Around the same time Rorty completed his metaphysical therapy, and was reinventing himself as a general-interest writer, his peers in the English department were replacing the categories of mind and world with language and text. They were, in other words, reproducing the epistemological conundrums that had bedeviled modern philosophy since Descartes. Instead of ditching the old neurotic patterns, literary theory repeated them ad nauseum. Problems of knowledge became problems of interpretation. The glamour of its European intellectualism aside, this meant only that literary theory knocked back and forth between the assertion that nothing can be known—versions of this skepticism are found in Descartes, Hume, Berkeley, and Kant—and the assertion that skepticism can be vanquished when knowledge is reconstructed upon a new foundation.

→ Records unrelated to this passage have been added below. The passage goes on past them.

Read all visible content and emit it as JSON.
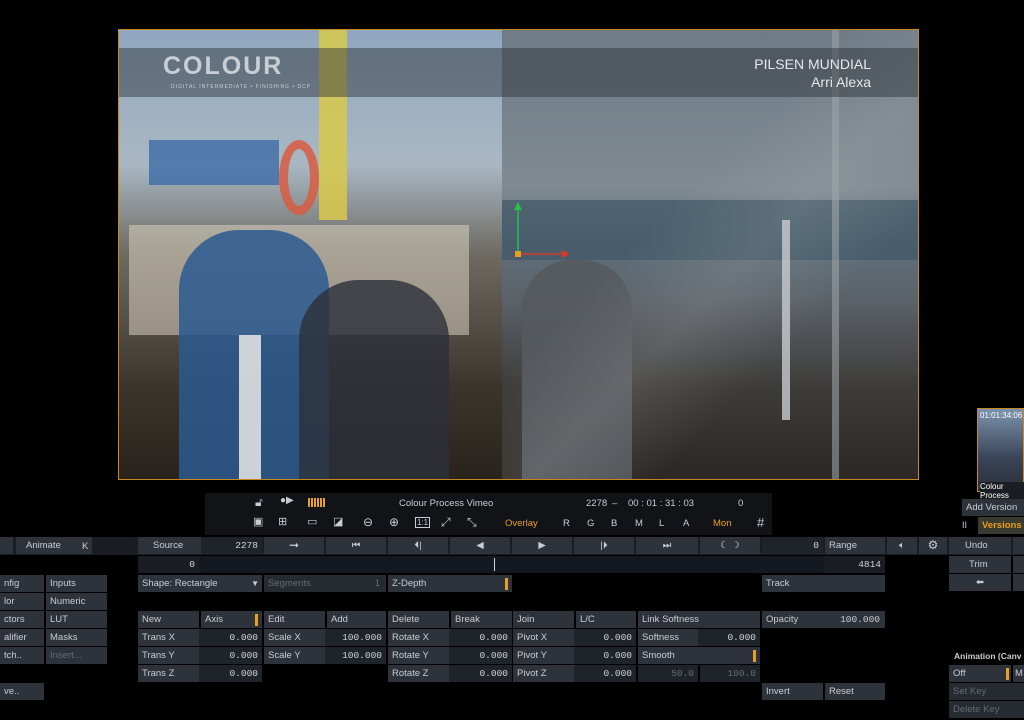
{
  "viewer": {
    "project_title": "PILSEN MUNDIAL",
    "camera": "Arri Alexa",
    "logo_text": "COLOUR",
    "logo_sub": "DIGITAL INTERMEDIATE • FINISHING • DCP",
    "border_color": "#c7881f"
  },
  "transport": {
    "lock_icon": "lock-icon",
    "record_icon": "record-icon",
    "clip_name": "Colour Process Vimeo",
    "frame": "2278",
    "separator": "–",
    "timecode": "00 : 01 : 31 : 03",
    "counter": "0",
    "row2": [
      "▣",
      "⊞",
      "▭",
      "◪",
      "⊖",
      "⊕",
      "1:1",
      "⤢",
      "⤡"
    ],
    "overlay": "Overlay",
    "channels": [
      "R",
      "G",
      "B",
      "M",
      "L",
      "A"
    ],
    "mon": "Mon",
    "grid_icon": "#"
  },
  "thumbnail": {
    "timecode": "01:01:34:06",
    "label": "Colour Process"
  },
  "versions": {
    "add_version": "Add Version",
    "versions_label": "Versions"
  },
  "toolbar": {
    "animate": "Animate",
    "k": "K",
    "source": "Source",
    "frame": "2278",
    "range_value": "0",
    "range": "Range",
    "undo": "Undo",
    "trim": "Trim",
    "timeline_start": "0",
    "timeline_end": "4814"
  },
  "left_menu": {
    "col1": [
      "nfig",
      "lor",
      "ctors",
      "alifier",
      "tch.."
    ],
    "col2": [
      "Inputs",
      "Numeric",
      "LUT",
      "Masks",
      "Insert..."
    ],
    "save": "ve.."
  },
  "shape": {
    "shape_label": "Shape: Rectangle",
    "segments_label": "Segments",
    "segments_value": "1",
    "zdepth": "Z-Depth",
    "track": "Track"
  },
  "actions": {
    "new": "New",
    "axis": "Axis",
    "edit": "Edit",
    "add": "Add",
    "delete": "Delete",
    "break": "Break",
    "join": "Join",
    "lc": "L/C",
    "link_softness": "Link Softness",
    "opacity": "Opacity",
    "opacity_value": "100.000"
  },
  "params": {
    "trans_x": "Trans X",
    "trans_x_v": "0.000",
    "trans_y": "Trans Y",
    "trans_y_v": "0.000",
    "trans_z": "Trans Z",
    "trans_z_v": "0.000",
    "scale_x": "Scale X",
    "scale_x_v": "100.000",
    "scale_y": "Scale Y",
    "scale_y_v": "100.000",
    "rotate_x": "Rotate X",
    "rotate_x_v": "0.000",
    "rotate_y": "Rotate Y",
    "rotate_y_v": "0.000",
    "rotate_z": "Rotate Z",
    "rotate_z_v": "0.000",
    "pivot_x": "Pivot X",
    "pivot_x_v": "0.000",
    "pivot_y": "Pivot Y",
    "pivot_y_v": "0.000",
    "pivot_z": "Pivot Z",
    "pivot_z_v": "0.000",
    "softness": "Softness",
    "softness_v": "0.000",
    "smooth": "Smooth",
    "inner_v": "50.0",
    "outer_v": "100.0",
    "invert": "Invert",
    "reset": "Reset"
  },
  "animation": {
    "title": "Animation (Canv",
    "off": "Off",
    "m": "M",
    "set_key": "Set Key",
    "delete_key": "Delete Key"
  },
  "colors": {
    "accent": "#e8a020",
    "panel_button": "#2e333b",
    "panel_field": "#1f242b"
  }
}
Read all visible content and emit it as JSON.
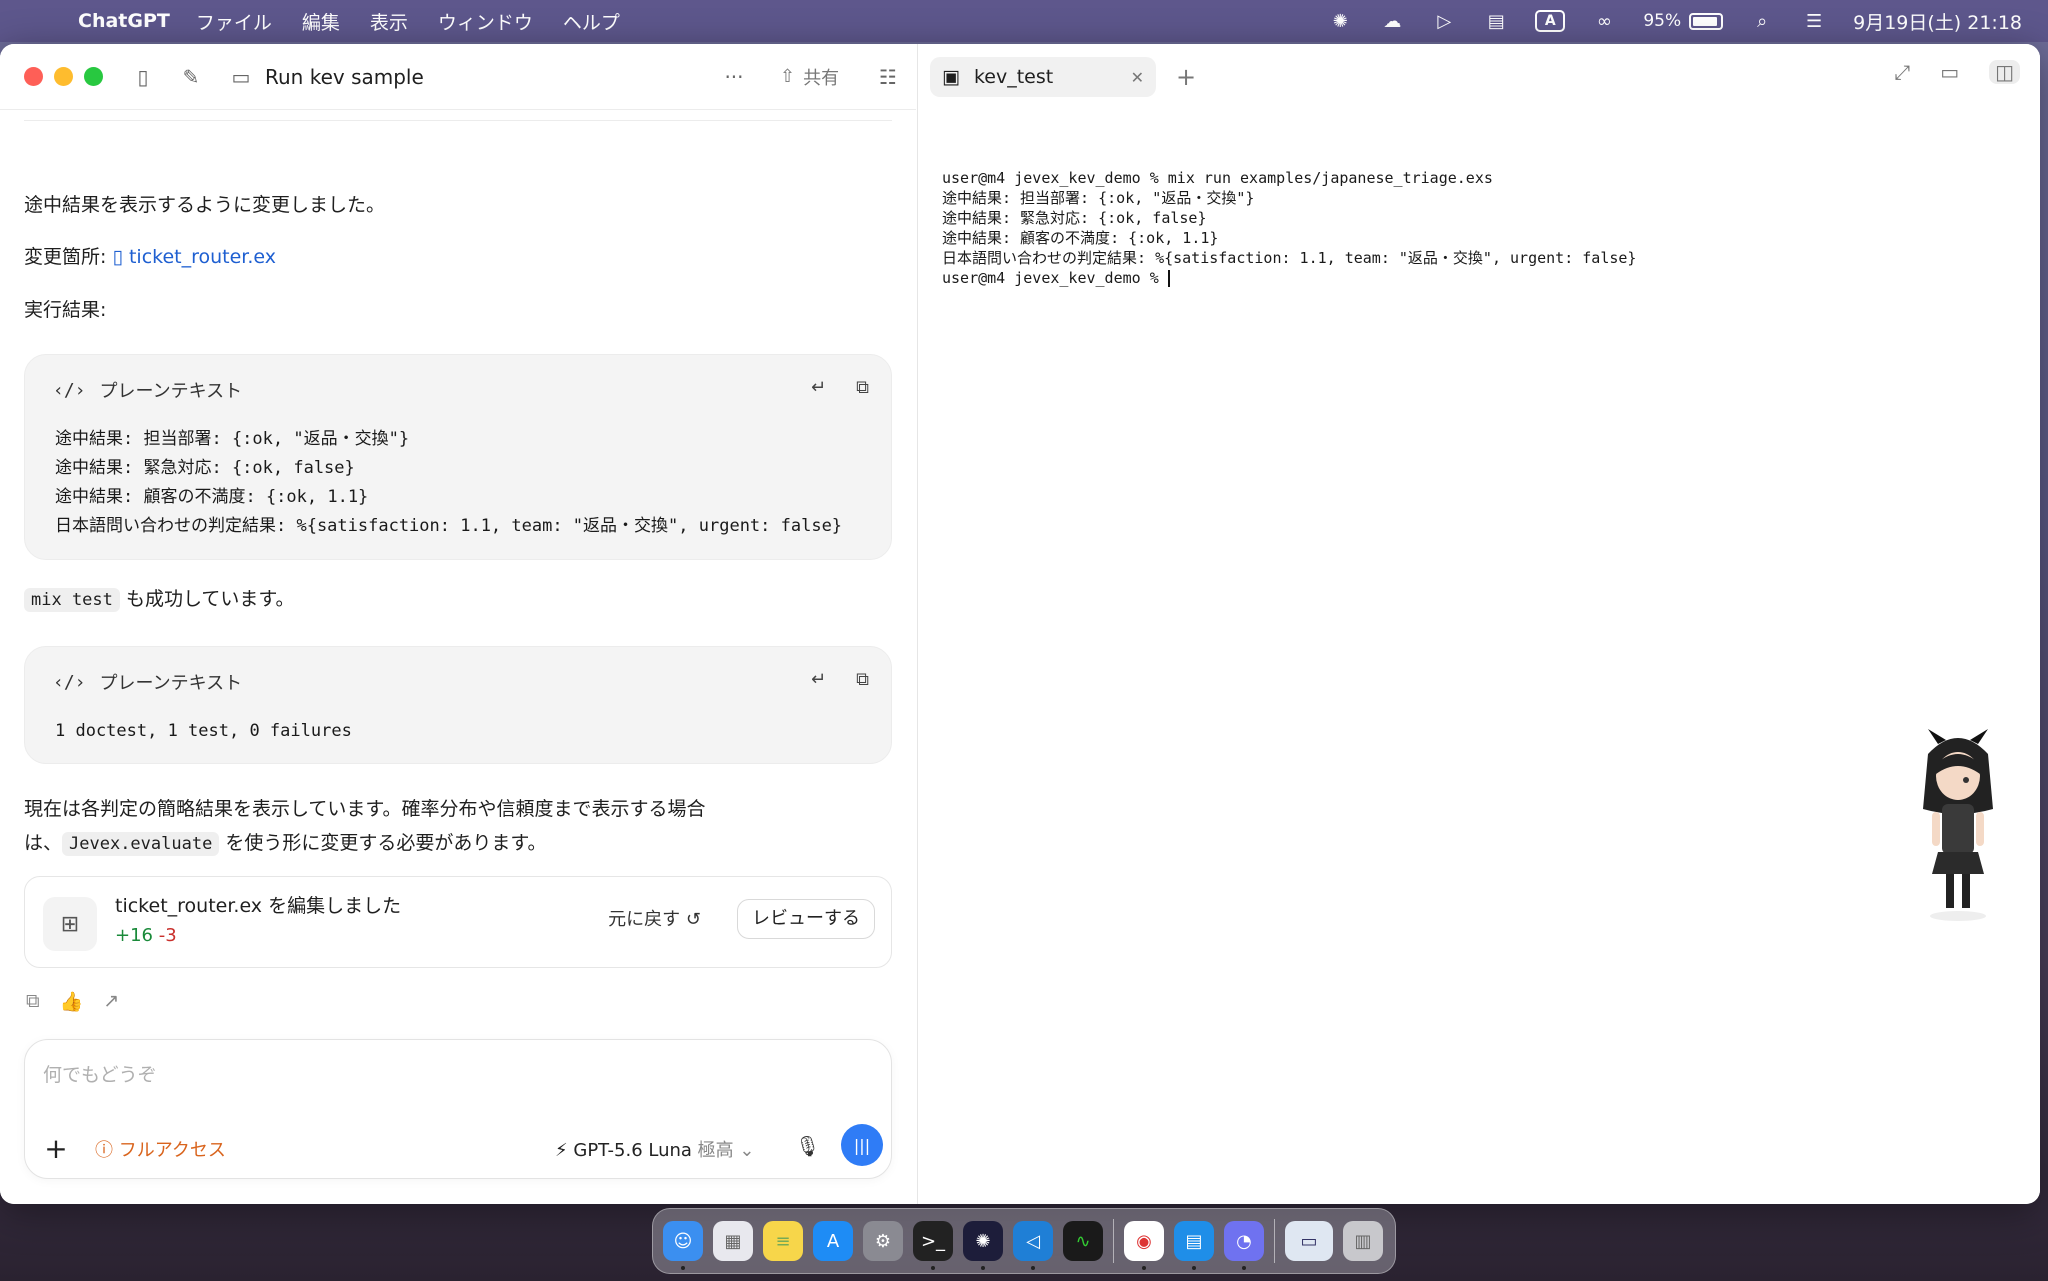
{
  "menubar": {
    "app_name": "ChatGPT",
    "menus": [
      "ファイル",
      "編集",
      "表示",
      "ウィンドウ",
      "ヘルプ"
    ],
    "battery": "95%",
    "datetime": "9月19日(土) 21:18",
    "input_mode": "A"
  },
  "chat_window": {
    "title": "Run kev sample",
    "share_label": "共有",
    "intro": "途中結果を表示するように変更しました。",
    "changed_label": "変更箇所:",
    "changed_file": "ticket_router.ex",
    "result_label": "実行結果:",
    "code_block_1": {
      "lang": "プレーンテキスト",
      "lines": [
        "途中結果: 担当部署: {:ok, \"返品・交換\"}",
        "途中結果: 緊急対応: {:ok, false}",
        "途中結果: 顧客の不満度: {:ok, 1.1}",
        "日本語問い合わせの判定結果: %{satisfaction: 1.1, team: \"返品・交換\", urgent: false}"
      ]
    },
    "mix_test_code": "mix test",
    "mix_test_text": "も成功しています。",
    "code_block_2": {
      "lang": "プレーンテキスト",
      "lines": [
        "1 doctest, 1 test, 0 failures"
      ]
    },
    "summary_line_1": "現在は各判定の簡略結果を表示しています。確率分布や信頼度まで表示する場合",
    "summary_prefix": "は、",
    "summary_code": "Jevex.evaluate",
    "summary_suffix": "を使う形に変更する必要があります。",
    "edit_card": {
      "file": "ticket_router.ex",
      "action": "を編集しました",
      "added": "+16",
      "removed": "-3",
      "undo_label": "元に戻す",
      "review_label": "レビューする"
    },
    "composer": {
      "placeholder": "何でもどうぞ",
      "access_label": "フルアクセス",
      "model": "GPT-5.6 Luna",
      "effort": "極高"
    }
  },
  "terminal": {
    "tab_title": "kev_test",
    "lines": [
      "user@m4 jevex_kev_demo % mix run examples/japanese_triage.exs",
      "途中結果: 担当部署: {:ok, \"返品・交換\"}",
      "途中結果: 緊急対応: {:ok, false}",
      "途中結果: 顧客の不満度: {:ok, 1.1}",
      "日本語問い合わせの判定結果: %{satisfaction: 1.1, team: \"返品・交換\", urgent: false}"
    ],
    "prompt": "user@m4 jevex_kev_demo % "
  },
  "colors": {
    "link": "#1e5fd1",
    "added": "#1a8a3a",
    "removed": "#c9302c",
    "access": "#d9641d",
    "voice_button": "#2f7cf6"
  },
  "dock": {
    "apps": [
      "finder-icon",
      "launchpad-icon",
      "notes-icon",
      "app-store-icon",
      "system-settings-icon",
      "terminal-icon",
      "chatgpt-icon",
      "vscode-icon",
      "activity-monitor-icon",
      "chrome-icon",
      "docker-icon",
      "messenger-icon",
      "preview-icon",
      "trash-icon"
    ]
  }
}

One can only marvel at this sentence by Metcalf:
Around the same time Rorty completed his metaphysical therapy, and was reinventing himself as a general-interest writer, his peers in the English department were replacing the categories of mind and world with language and text.
Rorty was never a ‘general-interest writer’ this is dismissive of what Rorty became. He realized that philosophy was a literary genre, and when he realized that he became a better philosopher and writer. On the question of ‘language and text’ see ‘Philosophy as Kind of Writing: An Essay on Derrida’ in ‘Consequences of Pragmatism’. ‘From ironist theory to private allusions: Derrida’ in Contingency, irony and solidarity*.Two Meanings of “Logocentrism”: A Reply to Norris’ in ‘Redrawing the Lines: Analytic Philosophy, Deconstruction, and Literary Theory’ and ‘A Spectre is Haunting the Intellectuals : Derrida on Marx in ‘Philosophy and Social Hope’. Call Rorty’s advocacy/defense of Derrida to be completely consistent over time.
Rorty was a man and thinker of his time. Perhaps he never encountered Marshall McLuhan’s prescient idea of the Global Village, perhaps it seemed like Pop Sociology of the Television Age. Or Ulrich Beck’s Cosmopolitan notion of ‘global domestic politics’, that was ushered in by the Age of the Internet.
Some of us on ‘The Left’ read ‘The Machiavellian Moment’ by J.G.A. Pocock, ‘Identity and Violence, The Illusion of Destiny’ by Amartya Sen and ‘Twenty Observations on a World in Turmoil’ by Ulrich Beck. These three books put the ‘patriotism’ advocated by Rorty, as interpolated by Metcalf, and the ‘Leftist’ singularity of ‘Identity’, in their proper places. We owe our allegiance, not to the state, but to a republican tradition, that is now expressed as Cosmopolitanism, as embracing the whole of sentient beings, rather that a fealty to a state. And to the realization of that belief. Metcalf as apologist for the losers of the 2016 American election would call this Utopianism, or something more dismissive. Yet the New Democrats were/are corrupt to their core, and even now cling to that corrupt leadership, and their party regulars seeking scapegoats where they can. Rorty as interpolated by Metcalf does their bidding.
*Added January 16,2017